STORED DATA Block Start
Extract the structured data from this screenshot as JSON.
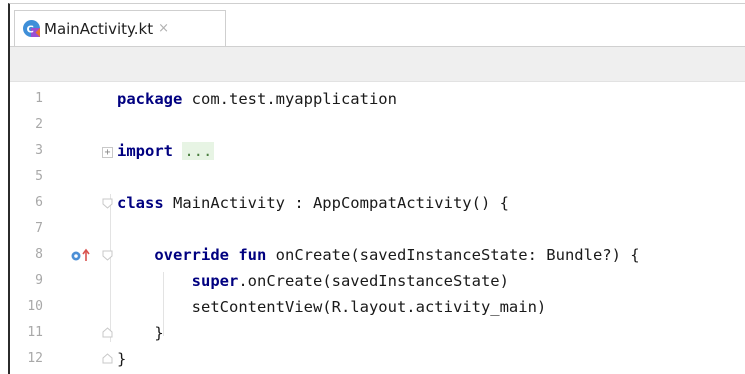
{
  "tabs": [
    {
      "label": "MainActivity.kt",
      "close": "×",
      "icon": "kotlin-file-icon"
    }
  ],
  "editor": {
    "lines": [
      {
        "num": "1",
        "code": "package com.test.myapplication"
      },
      {
        "num": "2",
        "code": ""
      },
      {
        "num": "3",
        "code": "import ..."
      },
      {
        "num": "5",
        "code": ""
      },
      {
        "num": "6",
        "code": "class MainActivity : AppCompatActivity() {"
      },
      {
        "num": "7",
        "code": ""
      },
      {
        "num": "8",
        "code": "    override fun onCreate(savedInstanceState: Bundle?) {"
      },
      {
        "num": "9",
        "code": "        super.onCreate(savedInstanceState)"
      },
      {
        "num": "10",
        "code": "        setContentView(R.layout.activity_main)"
      },
      {
        "num": "11",
        "code": "    }"
      },
      {
        "num": "12",
        "code": "}"
      }
    ],
    "gutter_icons": {
      "line_8": "override-method-icon"
    }
  },
  "colors": {
    "keyword": "#000080",
    "line_number": "#a8a8a8",
    "folded_region_bg": "#e7f4e4"
  }
}
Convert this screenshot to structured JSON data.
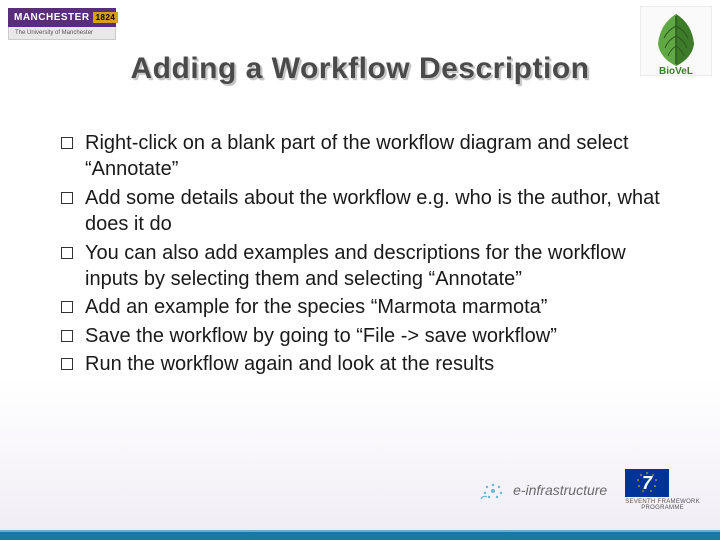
{
  "logos": {
    "manchester": {
      "name": "MANCHESTER",
      "year": "1824",
      "sub": "The University of Manchester"
    },
    "biovel": {
      "name": "BioVeL"
    },
    "einfra": {
      "text": "e-infrastructure"
    },
    "fp7": {
      "line1": "SEVENTH FRAMEWORK",
      "line2": "PROGRAMME"
    }
  },
  "title": "Adding a Workflow Description",
  "bullets": [
    "Right-click on a blank part of the workflow diagram and select “Annotate”",
    "Add some details about the workflow e.g. who is the author, what does it do",
    "You can also add examples and descriptions for the workflow inputs by selecting them and selecting “Annotate”",
    "Add an example for the species “Marmota marmota”",
    "Save the workflow by going to “File -> save workflow”",
    "Run the workflow again and look at the results"
  ]
}
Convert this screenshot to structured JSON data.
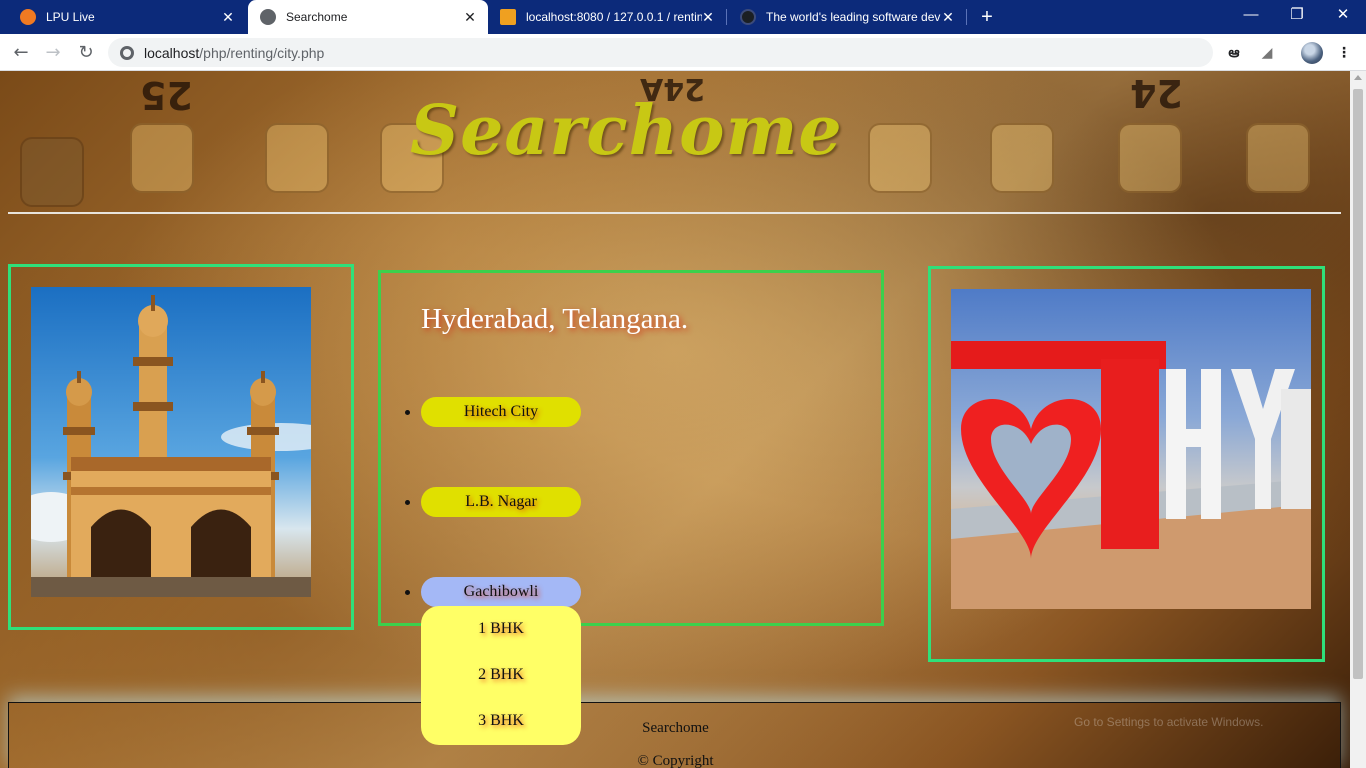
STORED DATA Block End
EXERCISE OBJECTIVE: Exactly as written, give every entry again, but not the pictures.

SOLUTION TO THE EXERCISE:
Extract the structured data from this screenshot as JSON.
{
  "tabs": [
    {
      "label": "MainActivity.kt",
      "close": "×",
      "icon": "kotlin-file-icon"
    }
  ],
  "editor": {
    "lines": [
      {
        "num": "1",
        "code": "package com.test.myapplication"
      },
      {
        "num": "2",
        "code": ""
      },
      {
        "num": "3",
        "code": "import ..."
      },
      {
        "num": "5",
        "code": ""
      },
      {
        "num": "6",
        "code": "class MainActivity : AppCompatActivity() {"
      },
      {
        "num": "7",
        "code": ""
      },
      {
        "num": "8",
        "code": "    override fun onCreate(savedInstanceState: Bundle?) {"
      },
      {
        "num": "9",
        "code": "        super.onCreate(savedInstanceState)"
      },
      {
        "num": "10",
        "code": "        setContentView(R.layout.activity_main)"
      },
      {
        "num": "11",
        "code": "    }"
      },
      {
        "num": "12",
        "code": "}"
      }
    ],
    "gutter_icons": {
      "line_8": "override-method-icon"
    }
  },
  "colors": {
    "keyword": "#000080",
    "line_number": "#a8a8a8",
    "folded_region_bg": "#e7f4e4"
  }
}
Convert this screenshot to structured JSON data.
{
  "logos": {
    "manchester": {
      "name": "MANCHESTER",
      "year": "1824",
      "sub": "The University of Manchester"
    },
    "biovel": {
      "name": "BioVeL"
    },
    "einfra": {
      "text": "e-infrastructure"
    },
    "fp7": {
      "line1": "SEVENTH FRAMEWORK",
      "line2": "PROGRAMME"
    }
  },
  "title": "Adding a Workflow Description",
  "bullets": [
    "Right-click on a blank part of the workflow diagram and select “Annotate”",
    "Add some details about the workflow e.g. who is the author, what does it do",
    "You can also add examples and descriptions for the workflow inputs by selecting them and selecting “Annotate”",
    "Add an example for the species “Marmota marmota”",
    "Save the workflow by going to “File -> save workflow”",
    "Run the workflow again and look at the results"
  ]
}
Convert this screenshot to structured JSON data.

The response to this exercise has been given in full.